The light yellow dots are not slurry piles this time. There are four on the head and three on the body. They show the clover leaf shape, mentioned above, that is matched from head to body. It looks less like a clover leaf here than in the other photo above but it’s the same feature and matches an almost identical shape on the body. In fact, the shape match is even more faithful than I have outlined with the dots. The bottom dot of the four dots on the head should be lower so as to incorporate the line below it that runs right-left then angles up and left. The bottom body dot incorporates this line. The result is three lines, identically matched from head to body.
To be clear, this is not some random match of two parts of a photo that appear rather similar. On the contrary, all previous matches dictate that the only place for that part of the head to have sat is in the very place on the body where the clover leaf pattern is duplicated- at that corner of the rectangle. This isn’t a mirror image because we are looking down on both head and body. The pattern must have bled through these thin layers to cause a bloom on the surface. That surface layer has now risen a kilometre along with the head and is part of the overhang at the edge of the cliff.
Was This Where The Head Initially Ruptured?
Seeing as the rectangle is the only place along the shear line where such evidence of large scale outgassing is apparent, it may be the place where the tear started. It would then have progressed around the rim of the head in both directions from that point. This is also in keeping with the fact that this small area of activity is under the most tipped-up portion of the head. Again, that is not to say it gave any greater impetus to the separation force. It is just a sign that this was where the most tensile strain was in the first place so there was more lifting force at the point of rupture and more time to rise under that force.

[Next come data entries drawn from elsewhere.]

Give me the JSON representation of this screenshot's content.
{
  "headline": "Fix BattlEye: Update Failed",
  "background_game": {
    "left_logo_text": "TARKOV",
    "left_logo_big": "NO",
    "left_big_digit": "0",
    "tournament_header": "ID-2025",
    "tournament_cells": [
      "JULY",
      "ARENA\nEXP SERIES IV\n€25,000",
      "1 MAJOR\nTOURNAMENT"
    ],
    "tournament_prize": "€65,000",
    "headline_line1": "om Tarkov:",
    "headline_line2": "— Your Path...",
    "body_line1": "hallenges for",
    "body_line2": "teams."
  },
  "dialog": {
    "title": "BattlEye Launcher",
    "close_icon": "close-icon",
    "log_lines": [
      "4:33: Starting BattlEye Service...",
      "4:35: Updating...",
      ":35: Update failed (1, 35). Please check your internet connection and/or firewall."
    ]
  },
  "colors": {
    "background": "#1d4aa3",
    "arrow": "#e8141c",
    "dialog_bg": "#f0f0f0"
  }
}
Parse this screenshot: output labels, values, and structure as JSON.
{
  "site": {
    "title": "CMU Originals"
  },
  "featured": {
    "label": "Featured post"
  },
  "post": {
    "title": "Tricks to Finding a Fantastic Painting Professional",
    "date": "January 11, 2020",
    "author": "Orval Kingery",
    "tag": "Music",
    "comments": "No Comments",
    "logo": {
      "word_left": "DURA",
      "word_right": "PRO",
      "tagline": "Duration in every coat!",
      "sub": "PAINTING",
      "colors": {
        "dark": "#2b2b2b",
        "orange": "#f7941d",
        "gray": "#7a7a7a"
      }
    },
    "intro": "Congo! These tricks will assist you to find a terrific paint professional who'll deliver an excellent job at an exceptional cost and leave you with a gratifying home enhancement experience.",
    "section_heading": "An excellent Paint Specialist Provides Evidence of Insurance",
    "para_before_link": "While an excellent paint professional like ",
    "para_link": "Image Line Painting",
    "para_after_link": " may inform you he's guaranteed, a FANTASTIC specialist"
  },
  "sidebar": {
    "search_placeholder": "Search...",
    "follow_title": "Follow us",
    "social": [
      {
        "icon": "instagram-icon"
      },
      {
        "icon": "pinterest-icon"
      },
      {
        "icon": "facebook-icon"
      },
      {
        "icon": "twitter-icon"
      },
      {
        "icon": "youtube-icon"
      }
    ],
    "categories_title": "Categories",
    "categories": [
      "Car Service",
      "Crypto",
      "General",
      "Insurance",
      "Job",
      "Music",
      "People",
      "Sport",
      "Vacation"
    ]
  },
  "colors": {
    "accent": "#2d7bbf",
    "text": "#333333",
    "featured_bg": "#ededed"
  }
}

Furthermore, it is to be expected that this point would sustain the most tensile strain whether through spin-up or a Roche pass. In the case of spin-up, the forward placement of the future head lobe on the body would mean a force vector pulling the head forward as well as up as it spun ever faster. That’s the same as saying the head was straining to detach at the back. This area of outgassing is roughly at that point.
With a Roche pass, the delta g forces are similarly aligned with the rotation so the same tipping vector would operate on the head with the same tipping strain at the back. However, this assumes a fairly slow pre-pass rotation that gets overwhelmed and realigned by the Roche pass delta g vectors. The present day ~10 degree anticlockwise twist in the head may be an artefact of its pre-pass rotation axis alignment.
One last piece of evidence for this catastrophic outgassing theory is that there is a ring of vent holes in the head lobe that are near to the fluted section and would’ve been near to the rectangle too when the head was seated on the body. There isn’t such a closely bunched circle of well defined holes anywhere else on the comet. This was clearly a little hive of high activity and pressurised gas escape at some point in the past.
Copyright ESA/Rosetta/NAVCAM – CC BY-SA IGO 3.0